Andersen might have been able to get more money elsewhere. However, on Wednesday, the free-agent center signed a deal with the Heat that will be worth at least $1.68 million for one year. He also has a player option for 2014-15 for $1.76 million.
"It was not a financial decision," Andersen's agent, Mark Bryant, wrote in a text to FOX Sports Florida. "It was an effort of a joint commitment of trust, family and championships that is personified from top to bottom with the Heat organization."
There was never any doubt Andersen would return to the Heat. Bryant and Andersen both had indicated that after the season to FOX Sports Florida. At a rally last month to celebrate the team's second straight championship, Andersen yelled to the crowd, "Let's try to get a three-peat next year."
"I'm excited to be back with the Heat," Andersen said in a statement. "I believe we have an opportunity to (win another title) and I'm looking forward to the challenge."
Andersen, 35, wasn't part of the Heat's first championship in 2011-12, but they might not have won a second had he not signed been last January to what initially was a 10-day contract.
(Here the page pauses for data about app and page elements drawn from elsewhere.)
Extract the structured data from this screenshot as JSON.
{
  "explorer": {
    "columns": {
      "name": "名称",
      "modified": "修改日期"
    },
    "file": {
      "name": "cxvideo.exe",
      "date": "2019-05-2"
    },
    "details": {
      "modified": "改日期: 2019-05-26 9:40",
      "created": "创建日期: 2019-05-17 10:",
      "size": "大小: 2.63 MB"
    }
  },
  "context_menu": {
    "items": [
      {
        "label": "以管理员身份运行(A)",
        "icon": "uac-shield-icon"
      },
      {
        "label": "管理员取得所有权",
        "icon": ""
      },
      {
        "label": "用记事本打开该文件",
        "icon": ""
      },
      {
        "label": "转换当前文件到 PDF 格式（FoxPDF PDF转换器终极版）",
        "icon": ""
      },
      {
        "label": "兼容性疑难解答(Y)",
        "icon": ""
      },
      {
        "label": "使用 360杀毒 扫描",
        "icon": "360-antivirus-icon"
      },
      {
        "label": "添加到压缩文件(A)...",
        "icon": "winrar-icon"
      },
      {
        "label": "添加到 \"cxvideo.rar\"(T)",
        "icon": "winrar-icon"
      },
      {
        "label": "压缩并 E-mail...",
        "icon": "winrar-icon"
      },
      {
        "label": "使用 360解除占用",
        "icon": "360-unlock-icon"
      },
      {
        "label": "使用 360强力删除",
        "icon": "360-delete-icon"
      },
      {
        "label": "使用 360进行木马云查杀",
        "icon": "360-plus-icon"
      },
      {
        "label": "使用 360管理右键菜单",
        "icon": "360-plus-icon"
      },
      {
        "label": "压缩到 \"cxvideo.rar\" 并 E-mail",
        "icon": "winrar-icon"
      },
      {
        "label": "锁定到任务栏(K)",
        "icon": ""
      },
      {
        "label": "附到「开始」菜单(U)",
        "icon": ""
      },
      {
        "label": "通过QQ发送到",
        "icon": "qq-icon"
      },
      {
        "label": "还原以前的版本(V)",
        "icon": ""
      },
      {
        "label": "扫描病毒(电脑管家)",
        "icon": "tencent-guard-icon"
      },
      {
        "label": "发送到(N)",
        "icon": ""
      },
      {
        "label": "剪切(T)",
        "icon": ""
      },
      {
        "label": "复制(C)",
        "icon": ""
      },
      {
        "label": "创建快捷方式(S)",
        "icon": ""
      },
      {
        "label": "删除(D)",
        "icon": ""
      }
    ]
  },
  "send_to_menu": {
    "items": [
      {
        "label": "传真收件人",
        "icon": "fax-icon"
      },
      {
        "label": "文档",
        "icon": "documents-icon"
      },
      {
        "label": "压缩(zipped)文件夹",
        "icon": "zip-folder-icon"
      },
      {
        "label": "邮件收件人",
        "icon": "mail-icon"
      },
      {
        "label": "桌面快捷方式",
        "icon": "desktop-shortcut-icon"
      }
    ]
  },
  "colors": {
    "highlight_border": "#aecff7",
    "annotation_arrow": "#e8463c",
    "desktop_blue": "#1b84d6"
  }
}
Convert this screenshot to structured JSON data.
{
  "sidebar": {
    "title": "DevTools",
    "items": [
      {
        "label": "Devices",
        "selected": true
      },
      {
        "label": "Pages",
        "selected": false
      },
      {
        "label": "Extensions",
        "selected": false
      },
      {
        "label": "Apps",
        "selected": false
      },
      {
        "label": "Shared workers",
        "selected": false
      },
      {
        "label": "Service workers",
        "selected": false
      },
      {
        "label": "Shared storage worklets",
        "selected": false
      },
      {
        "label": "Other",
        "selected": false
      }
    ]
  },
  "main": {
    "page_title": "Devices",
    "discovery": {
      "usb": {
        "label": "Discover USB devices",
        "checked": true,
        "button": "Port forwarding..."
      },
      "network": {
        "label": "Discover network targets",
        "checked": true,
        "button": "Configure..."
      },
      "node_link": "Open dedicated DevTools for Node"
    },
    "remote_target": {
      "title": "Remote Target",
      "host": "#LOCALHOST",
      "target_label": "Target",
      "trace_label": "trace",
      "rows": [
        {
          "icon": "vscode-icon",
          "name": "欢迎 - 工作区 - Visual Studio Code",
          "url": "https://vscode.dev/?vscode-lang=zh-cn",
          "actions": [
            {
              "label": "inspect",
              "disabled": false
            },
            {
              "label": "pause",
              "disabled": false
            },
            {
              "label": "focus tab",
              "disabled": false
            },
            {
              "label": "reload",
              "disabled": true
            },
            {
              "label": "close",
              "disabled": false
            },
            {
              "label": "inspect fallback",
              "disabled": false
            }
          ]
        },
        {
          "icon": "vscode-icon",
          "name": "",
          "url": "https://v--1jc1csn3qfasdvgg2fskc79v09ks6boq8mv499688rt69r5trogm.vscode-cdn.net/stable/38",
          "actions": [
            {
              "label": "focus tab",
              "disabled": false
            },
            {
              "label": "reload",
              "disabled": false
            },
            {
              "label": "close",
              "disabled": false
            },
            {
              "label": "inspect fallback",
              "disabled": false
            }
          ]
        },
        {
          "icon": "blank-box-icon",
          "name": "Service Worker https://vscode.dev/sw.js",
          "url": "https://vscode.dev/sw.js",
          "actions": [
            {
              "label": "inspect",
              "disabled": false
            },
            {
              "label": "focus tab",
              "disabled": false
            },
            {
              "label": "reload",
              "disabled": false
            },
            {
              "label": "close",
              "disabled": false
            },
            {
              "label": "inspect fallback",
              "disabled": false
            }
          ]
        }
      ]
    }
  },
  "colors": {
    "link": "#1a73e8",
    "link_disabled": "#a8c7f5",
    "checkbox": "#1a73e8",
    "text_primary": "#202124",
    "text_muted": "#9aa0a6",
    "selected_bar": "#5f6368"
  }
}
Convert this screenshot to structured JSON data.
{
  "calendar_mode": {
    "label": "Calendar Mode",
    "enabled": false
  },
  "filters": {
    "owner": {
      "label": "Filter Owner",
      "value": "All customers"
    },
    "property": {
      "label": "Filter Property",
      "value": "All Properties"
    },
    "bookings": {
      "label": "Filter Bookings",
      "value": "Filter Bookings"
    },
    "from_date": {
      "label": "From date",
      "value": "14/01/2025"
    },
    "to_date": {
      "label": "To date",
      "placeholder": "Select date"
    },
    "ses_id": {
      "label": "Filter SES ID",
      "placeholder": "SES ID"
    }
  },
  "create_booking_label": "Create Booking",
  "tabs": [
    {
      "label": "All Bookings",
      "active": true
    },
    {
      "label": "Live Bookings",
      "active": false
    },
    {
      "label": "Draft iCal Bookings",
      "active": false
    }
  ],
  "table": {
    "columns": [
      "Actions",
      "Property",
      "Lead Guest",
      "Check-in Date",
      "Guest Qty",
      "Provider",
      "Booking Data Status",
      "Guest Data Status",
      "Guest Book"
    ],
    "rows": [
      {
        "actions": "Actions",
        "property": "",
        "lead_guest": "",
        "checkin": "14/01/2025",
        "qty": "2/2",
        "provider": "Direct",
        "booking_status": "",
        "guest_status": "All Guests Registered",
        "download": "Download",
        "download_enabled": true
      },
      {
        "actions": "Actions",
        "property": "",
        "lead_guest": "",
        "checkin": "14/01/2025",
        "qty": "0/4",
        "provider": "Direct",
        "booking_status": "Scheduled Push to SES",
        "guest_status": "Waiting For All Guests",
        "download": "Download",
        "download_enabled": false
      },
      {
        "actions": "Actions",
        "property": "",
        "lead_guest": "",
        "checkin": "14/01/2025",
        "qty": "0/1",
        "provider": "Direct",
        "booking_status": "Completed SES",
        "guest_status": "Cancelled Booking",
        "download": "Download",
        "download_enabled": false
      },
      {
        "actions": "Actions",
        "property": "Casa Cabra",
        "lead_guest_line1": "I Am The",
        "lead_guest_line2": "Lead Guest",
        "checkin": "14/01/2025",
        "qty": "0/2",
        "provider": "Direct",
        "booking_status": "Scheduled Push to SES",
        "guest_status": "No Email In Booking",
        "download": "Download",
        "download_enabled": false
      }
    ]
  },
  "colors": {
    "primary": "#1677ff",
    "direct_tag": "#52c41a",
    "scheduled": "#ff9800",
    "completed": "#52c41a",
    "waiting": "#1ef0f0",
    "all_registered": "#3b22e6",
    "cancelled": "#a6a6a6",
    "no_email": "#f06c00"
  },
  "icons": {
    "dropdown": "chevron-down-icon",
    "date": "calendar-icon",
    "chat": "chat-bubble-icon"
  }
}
Andersen, who hadn't played during the first part of the season after being an amnesty cut last July by Denver, became a factor immediately with his tremendous energy.
"We are ecstatic that Chris Andersen has decided to stay with the Miami Heat," team president Pat Riley said in a statement. "We would not have won the championship without him and we are looking forward to him having an even better season next year."
If the Heat had used the taxpayer mid-level exception on Andersen, he could have received a contract worth as much as $3.183 million for next season. But that would have hampered the Heat even more from a luxury-tax standpoint. Also, Andersen will be paid $4.82 million by the Nuggets this season after getting $4.53 million from them last year.
Andersen made the prorated minimum last season of $1.39 million with the Heat. However, under the non-Bird exception (yes, the Birdman didn't have Bird rights), he was able to get a 20 percent raise for next season, making his salary $1.68 million. He is entitled to a 4.5 percent raise for 2014-15, which he would get if he doesn't decline his player option.
"Chris has deep respect for Pat Riley, Erik (Spoelstra, Miami's coach) and the entire organization," Bryant wrote about Andersen, who as a key reserve averaged 4.9 points and 4.1 rebounds in the regular season and 6.4 points and 3.8 rebounds in the postseason while shooting an NBA playoff-record 80.7 percent. "This is coupled with the same for his teammates. . . . He is positioned with all to keep writing the history (of the Heat)."
Re-signing Andersen was Miami's top priority when free agency started July 1. The Heat now have 13 players for next season under guaranteed contracts and Jarvis Varnado has a non-guaranteed deal. The NBA roster limit is 15.
It's possible the Heat could end up using their taxpayer mid-level exception, although nothing is imminent. The Heat are having discussions with Mike Conley Sr., the agent for free-agent center Greg Oden. But Oden hasn't played in an NBA game since December 2009 due to injuries and he obviously would have to be looked at carefully before any possible signing.
In the meantime, some Heat players have been willing to settle for less money. Guard Ray Allen picked up his option last month for $3.23 million when he could have gotten as much as $3.708 million had he opted out and re-signed using the non-Bird exception.
When Wade spoke of Andersen after the season, he said that "Birdman has some great examples in front of him. Everybody that came here pretty much took a pay cut to be here."